We also try to foster knowledge and love for Church history, particularly that of Rome, among both our faithful and our seminarians; this starts as early as the children’s catechism. During Lent we give our families a booklet listing all the liturgical stations with a presentation of each saint of the day and various indications (including a map of Rome) to help children better to make their own what is a part of their history. At Pentecost we have rose petals rain down inside the church, just as is done at the Pantheon, to celebrate the descent of the Holy Ghost in the form of tongues of flame upon the heads of the Apostles. Our table reading during community meals is drawn from the Roman Martyrology: everything is designed to foster love and devotion for the Holy Church and to reinforce our bond with the See of Peter.
Lastly, as this beautiful year of the priest that the Holy Father has given us to live out comes to an end, I should also like to underscore our attachment to the sacrament of Confession. We follow the example of Saint Jean-Marie Vianney, whose relics we honored this year, and consider the confessional to be our priests’ natural workplace. Every Sunday, five of them hear confessions throughout the day. It is not unusual for 500 of our 2,500 parishioners to confess on any given Sunday in our main parish.
4) “Only the best for the Altar,” you said, which perfectly expresses the attention you pay to the celebration of the liturgy. What has been your response to the 2007 publication of the Motu Proprio Summorum Pontificum restoring the traditional liturgy?
FP: As a matter of fact, this liturgy had been celebrated at Saint John Cantius since before the foundation of our society. The 1962 missal was in use there by the mid-90s at the invitation of Cardinal Bernardin, who was Archbishop of Chicago at the time. He encouraged us to celebrate what was not yet called the extraordinary form of the Roman rite.
And so at the end of the 90s, when I had the joy of meeting Cardinal Ratzinger to introduce our parish to him, I did not fail to point out to him that we celebrate the Roman rite both in its new from and in the traditional one. To my great embarrassment he exclaimed: “Finally! Finally, a community that celebrates both liturgies!”

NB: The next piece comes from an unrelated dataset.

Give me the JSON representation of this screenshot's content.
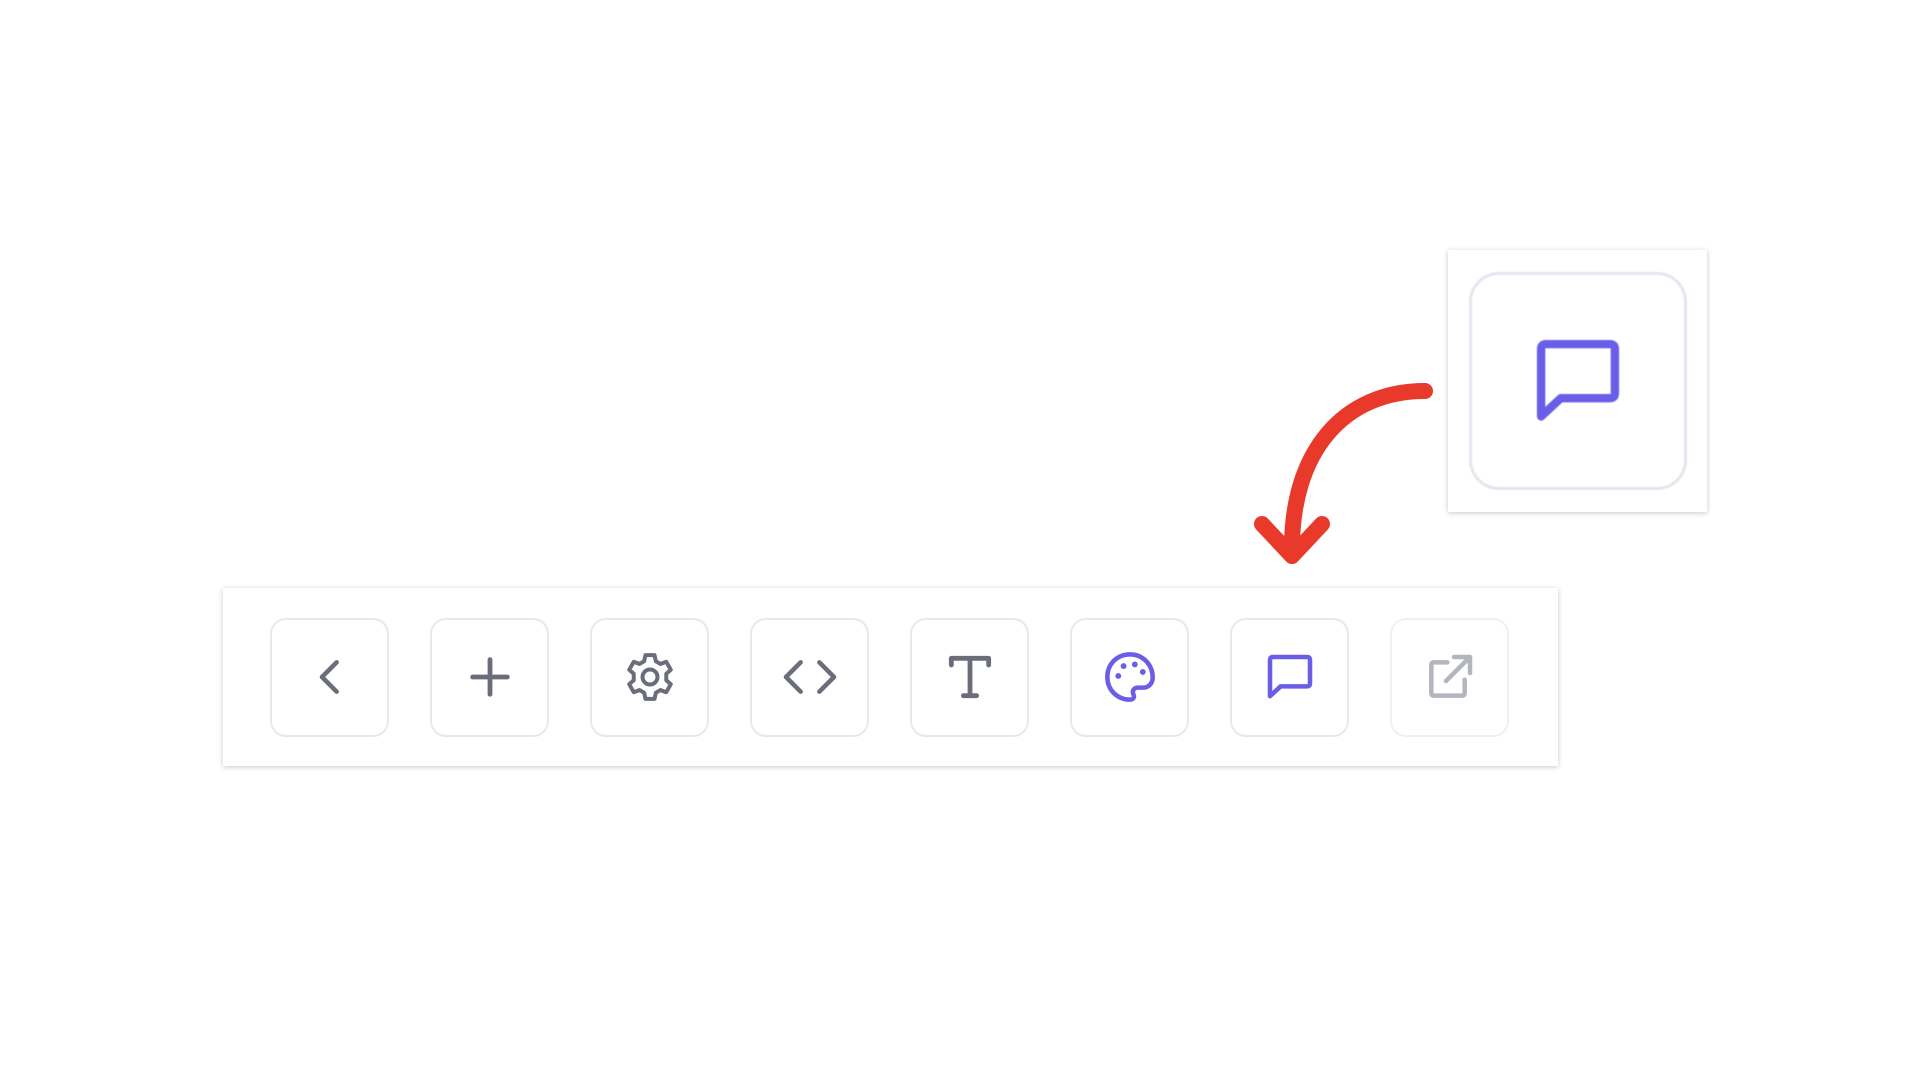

In a certain sense the MP was not a turning point for us since we had already gone back to the traditional Mass. On the other hand, as soon as we heard of its publication on July 7, 2007, we decided to participate in disseminating it. We immediately undertook the creation of a software tutorial, which we put on line in August 2007, just before the MP went into effect on September 14 of the same year.

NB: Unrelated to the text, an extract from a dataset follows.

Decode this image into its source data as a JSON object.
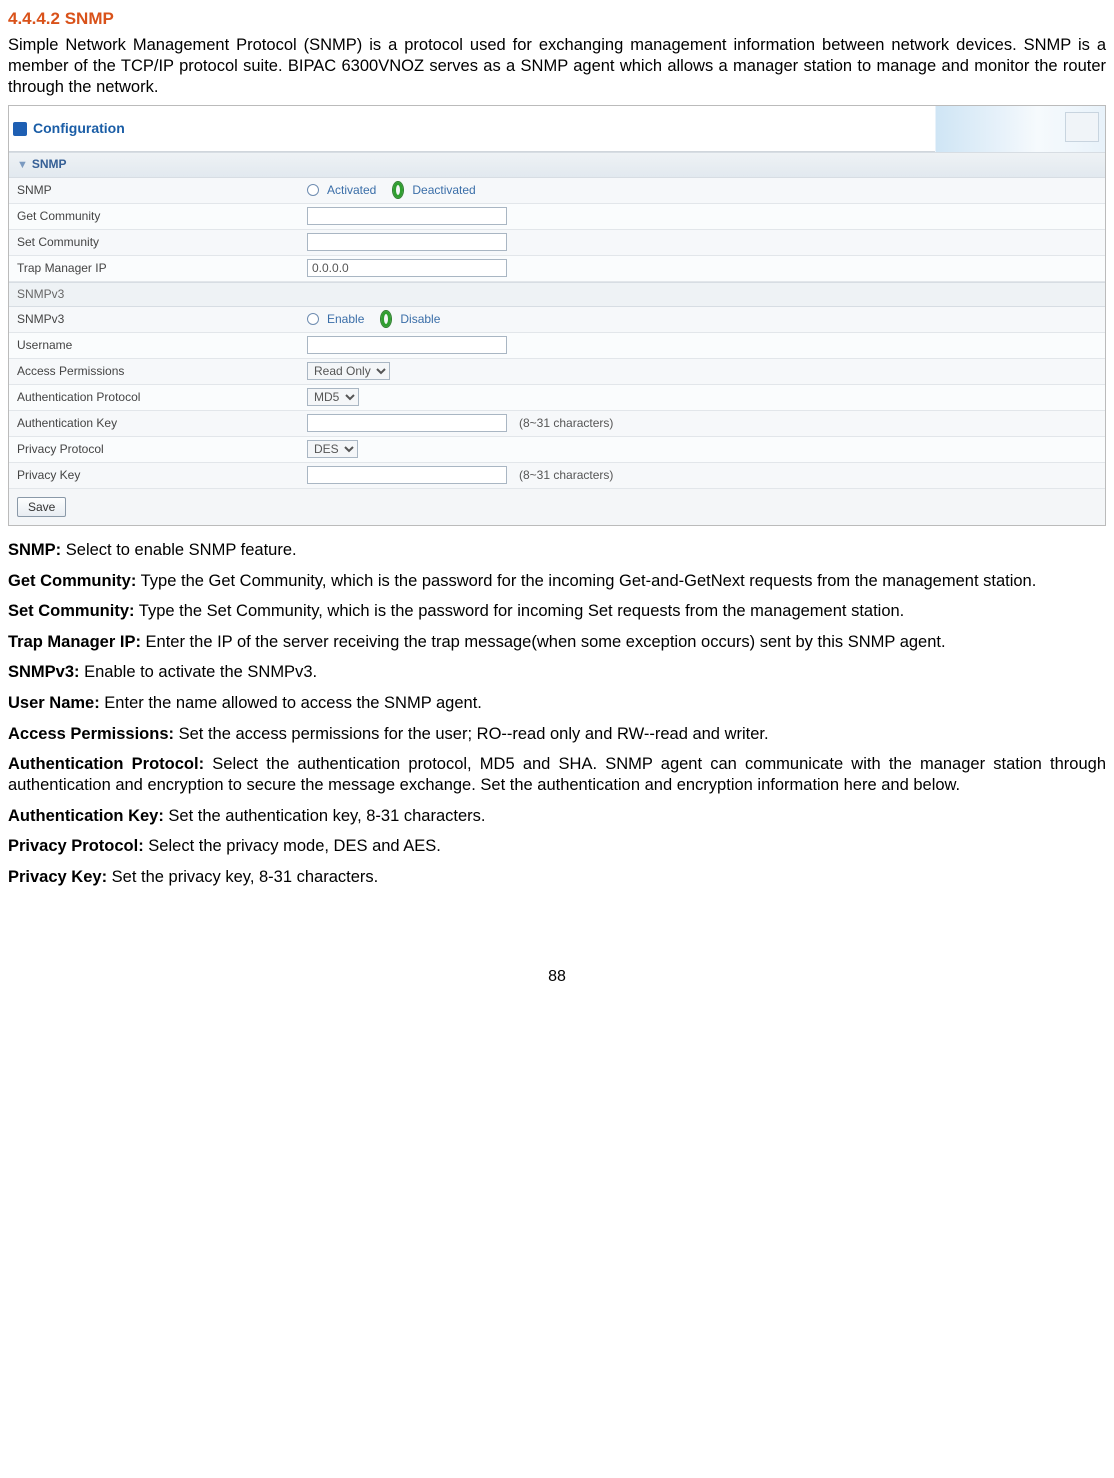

We offer both the ordinary and the extraordinary forms in our two parishes, on Sundays as well as throughout the week. On Sundays, we celebrate both Low Mass and Solemn Mass of the extraordinary form i